#### [Source material]
########################################

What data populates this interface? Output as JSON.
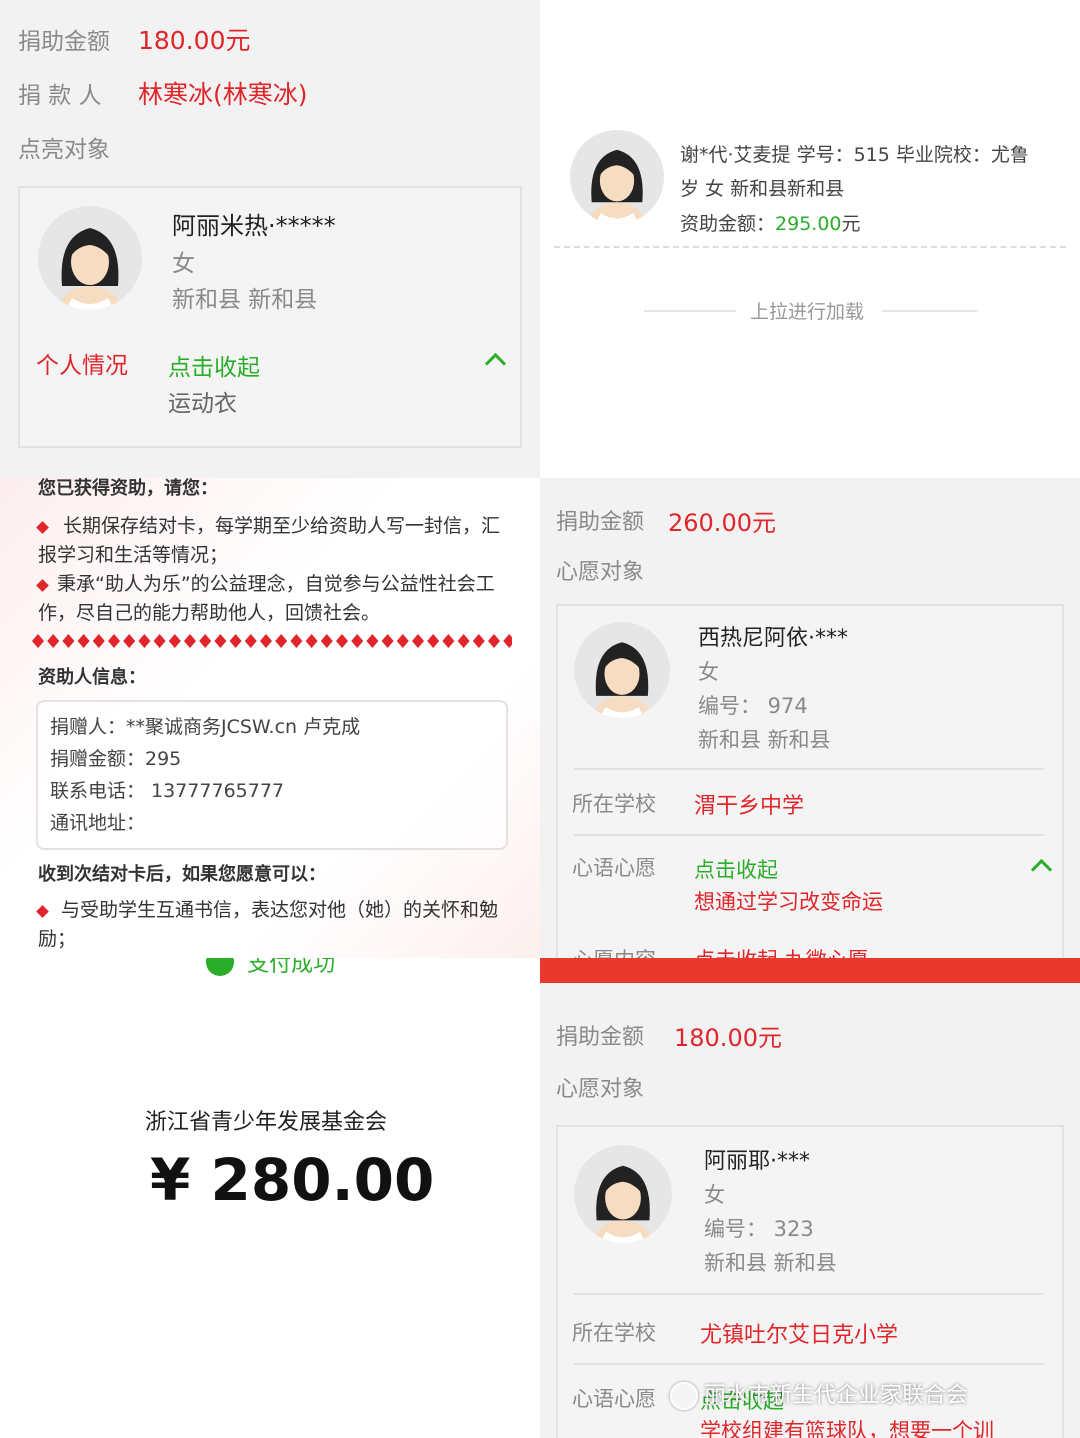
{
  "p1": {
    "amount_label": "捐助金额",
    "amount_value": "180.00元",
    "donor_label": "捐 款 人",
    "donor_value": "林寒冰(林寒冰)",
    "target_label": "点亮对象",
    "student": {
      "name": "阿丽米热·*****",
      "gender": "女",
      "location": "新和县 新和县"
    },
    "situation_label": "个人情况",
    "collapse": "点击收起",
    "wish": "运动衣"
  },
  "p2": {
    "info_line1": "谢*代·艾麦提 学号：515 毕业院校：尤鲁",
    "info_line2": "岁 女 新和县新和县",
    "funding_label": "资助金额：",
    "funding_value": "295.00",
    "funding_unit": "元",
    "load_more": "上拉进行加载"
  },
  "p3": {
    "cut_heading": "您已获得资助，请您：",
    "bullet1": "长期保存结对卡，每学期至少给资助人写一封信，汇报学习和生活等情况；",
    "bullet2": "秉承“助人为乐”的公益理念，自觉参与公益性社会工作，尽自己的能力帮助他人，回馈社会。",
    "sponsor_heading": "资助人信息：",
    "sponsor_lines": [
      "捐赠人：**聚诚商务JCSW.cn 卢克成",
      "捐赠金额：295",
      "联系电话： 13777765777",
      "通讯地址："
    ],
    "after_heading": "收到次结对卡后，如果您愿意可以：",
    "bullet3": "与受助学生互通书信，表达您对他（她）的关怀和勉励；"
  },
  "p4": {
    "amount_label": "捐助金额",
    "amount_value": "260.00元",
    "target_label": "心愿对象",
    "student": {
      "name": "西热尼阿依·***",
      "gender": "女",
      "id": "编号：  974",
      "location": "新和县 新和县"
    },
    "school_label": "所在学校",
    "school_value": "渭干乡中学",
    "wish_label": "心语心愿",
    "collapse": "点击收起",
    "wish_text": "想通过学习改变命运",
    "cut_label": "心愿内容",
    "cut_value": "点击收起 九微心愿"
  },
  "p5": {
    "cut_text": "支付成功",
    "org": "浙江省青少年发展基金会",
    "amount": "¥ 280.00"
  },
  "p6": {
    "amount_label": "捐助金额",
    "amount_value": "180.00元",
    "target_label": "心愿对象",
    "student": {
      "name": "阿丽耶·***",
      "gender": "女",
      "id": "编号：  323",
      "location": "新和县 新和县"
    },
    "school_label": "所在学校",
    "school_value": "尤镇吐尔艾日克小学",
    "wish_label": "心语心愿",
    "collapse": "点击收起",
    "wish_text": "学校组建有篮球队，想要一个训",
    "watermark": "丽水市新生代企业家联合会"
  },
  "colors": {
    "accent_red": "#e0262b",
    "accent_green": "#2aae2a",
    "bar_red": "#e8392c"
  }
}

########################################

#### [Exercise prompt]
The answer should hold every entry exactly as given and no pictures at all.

#### [Solution for this problem]
What data populates this interface? Output as JSON.
{
  "p1": {
    "amount_label": "捐助金额",
    "amount_value": "180.00元",
    "donor_label": "捐 款 人",
    "donor_value": "林寒冰(林寒冰)",
    "target_label": "点亮对象",
    "student": {
      "name": "阿丽米热·*****",
      "gender": "女",
      "location": "新和县 新和县"
    },
    "situation_label": "个人情况",
    "collapse": "点击收起",
    "wish": "运动衣"
  },
  "p2": {
    "info_line1": "谢*代·艾麦提 学号：515 毕业院校：尤鲁",
    "info_line2": "岁 女 新和县新和县",
    "funding_label": "资助金额：",
    "funding_value": "295.00",
    "funding_unit": "元",
    "load_more": "上拉进行加载"
  },
  "p3": {
    "cut_heading": "您已获得资助，请您：",
    "bullet1": "长期保存结对卡，每学期至少给资助人写一封信，汇报学习和生活等情况；",
    "bullet2": "秉承“助人为乐”的公益理念，自觉参与公益性社会工作，尽自己的能力帮助他人，回馈社会。",
    "sponsor_heading": "资助人信息：",
    "sponsor_lines": [
      "捐赠人：**聚诚商务JCSW.cn 卢克成",
      "捐赠金额：295",
      "联系电话： 13777765777",
      "通讯地址："
    ],
    "after_heading": "收到次结对卡后，如果您愿意可以：",
    "bullet3": "与受助学生互通书信，表达您对他（她）的关怀和勉励；"
  },
  "p4": {
    "amount_label": "捐助金额",
    "amount_value": "260.00元",
    "target_label": "心愿对象",
    "student": {
      "name": "西热尼阿依·***",
      "gender": "女",
      "id": "编号：  974",
      "location": "新和县 新和县"
    },
    "school_label": "所在学校",
    "school_value": "渭干乡中学",
    "wish_label": "心语心愿",
    "collapse": "点击收起",
    "wish_text": "想通过学习改变命运",
    "cut_label": "心愿内容",
    "cut_value": "点击收起 九微心愿"
  },
  "p5": {
    "cut_text": "支付成功",
    "org": "浙江省青少年发展基金会",
    "amount": "¥ 280.00"
  },
  "p6": {
    "amount_label": "捐助金额",
    "amount_value": "180.00元",
    "target_label": "心愿对象",
    "student": {
      "name": "阿丽耶·***",
      "gender": "女",
      "id": "编号：  323",
      "location": "新和县 新和县"
    },
    "school_label": "所在学校",
    "school_value": "尤镇吐尔艾日克小学",
    "wish_label": "心语心愿",
    "collapse": "点击收起",
    "wish_text": "学校组建有篮球队，想要一个训",
    "watermark": "丽水市新生代企业家联合会"
  },
  "colors": {
    "accent_red": "#e0262b",
    "accent_green": "#2aae2a",
    "bar_red": "#e8392c"
  }
}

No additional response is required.